EXERCISE BRIEF
Could you repeat every record below exactly, leaving out the pictures?

Recorded data
Start of Block

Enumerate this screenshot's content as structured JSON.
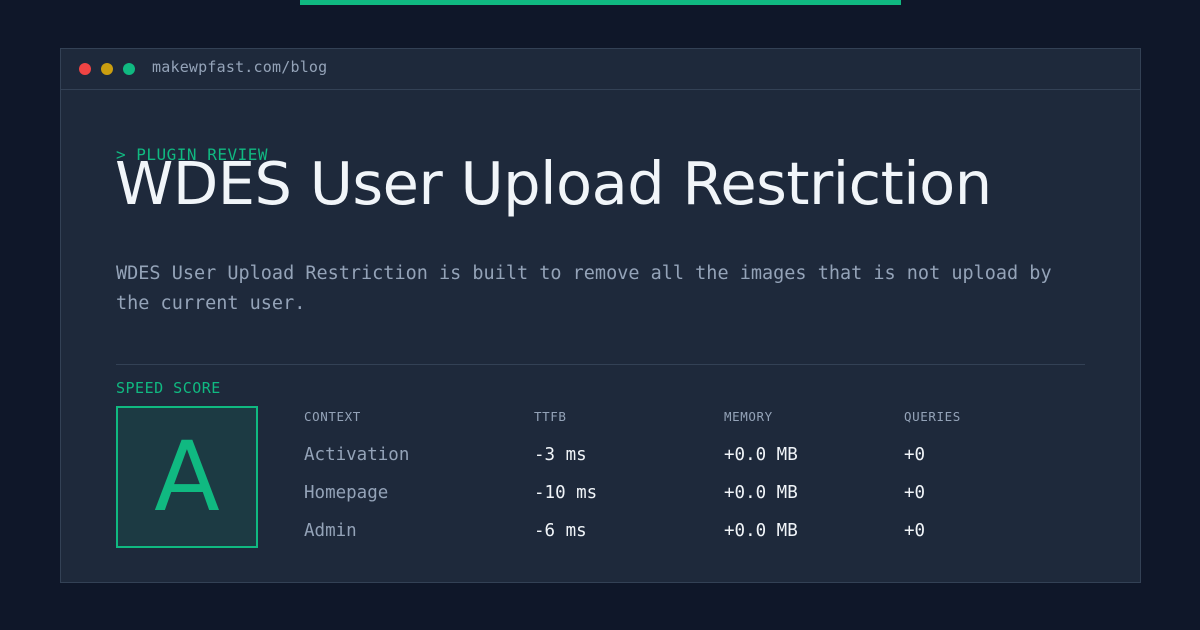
{
  "window": {
    "url": "makewpfast.com/blog"
  },
  "article": {
    "kicker": "> PLUGIN REVIEW",
    "title": "WDES User Upload Restriction",
    "description": "WDES User Upload Restriction is built to remove all the images that is not upload by the current user."
  },
  "speed": {
    "label": "SPEED SCORE",
    "grade": "A"
  },
  "table": {
    "headers": [
      "CONTEXT",
      "TTFB",
      "MEMORY",
      "QUERIES"
    ],
    "rows": [
      {
        "context": "Activation",
        "ttfb": "-3 ms",
        "memory": "+0.0 MB",
        "queries": "+0"
      },
      {
        "context": "Homepage",
        "ttfb": "-10 ms",
        "memory": "+0.0 MB",
        "queries": "+0"
      },
      {
        "context": "Admin",
        "ttfb": "-6 ms",
        "memory": "+0.0 MB",
        "queries": "+0"
      }
    ]
  },
  "colors": {
    "background": "#0f1729",
    "panel": "#1e293b",
    "accent": "#10b981",
    "text": "#f1f5f9",
    "muted": "#94a3b8",
    "close_dot": "#ef4444",
    "minimize_dot": "#eab308",
    "maximize_dot": "#10b981"
  }
}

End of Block

EXERCISE RESULT
Enumerate this screenshot's content as structured JSON.
{
  "window": {
    "url": "makewpfast.com/blog"
  },
  "article": {
    "kicker": "> PLUGIN REVIEW",
    "title": "WDES User Upload Restriction",
    "description": "WDES User Upload Restriction is built to remove all the images that is not upload by the current user."
  },
  "speed": {
    "label": "SPEED SCORE",
    "grade": "A"
  },
  "table": {
    "headers": [
      "CONTEXT",
      "TTFB",
      "MEMORY",
      "QUERIES"
    ],
    "rows": [
      {
        "context": "Activation",
        "ttfb": "-3 ms",
        "memory": "+0.0 MB",
        "queries": "+0"
      },
      {
        "context": "Homepage",
        "ttfb": "-10 ms",
        "memory": "+0.0 MB",
        "queries": "+0"
      },
      {
        "context": "Admin",
        "ttfb": "-6 ms",
        "memory": "+0.0 MB",
        "queries": "+0"
      }
    ]
  },
  "colors": {
    "background": "#0f1729",
    "panel": "#1e293b",
    "accent": "#10b981",
    "text": "#f1f5f9",
    "muted": "#94a3b8",
    "close_dot": "#ef4444",
    "minimize_dot": "#eab308",
    "maximize_dot": "#10b981"
  }
}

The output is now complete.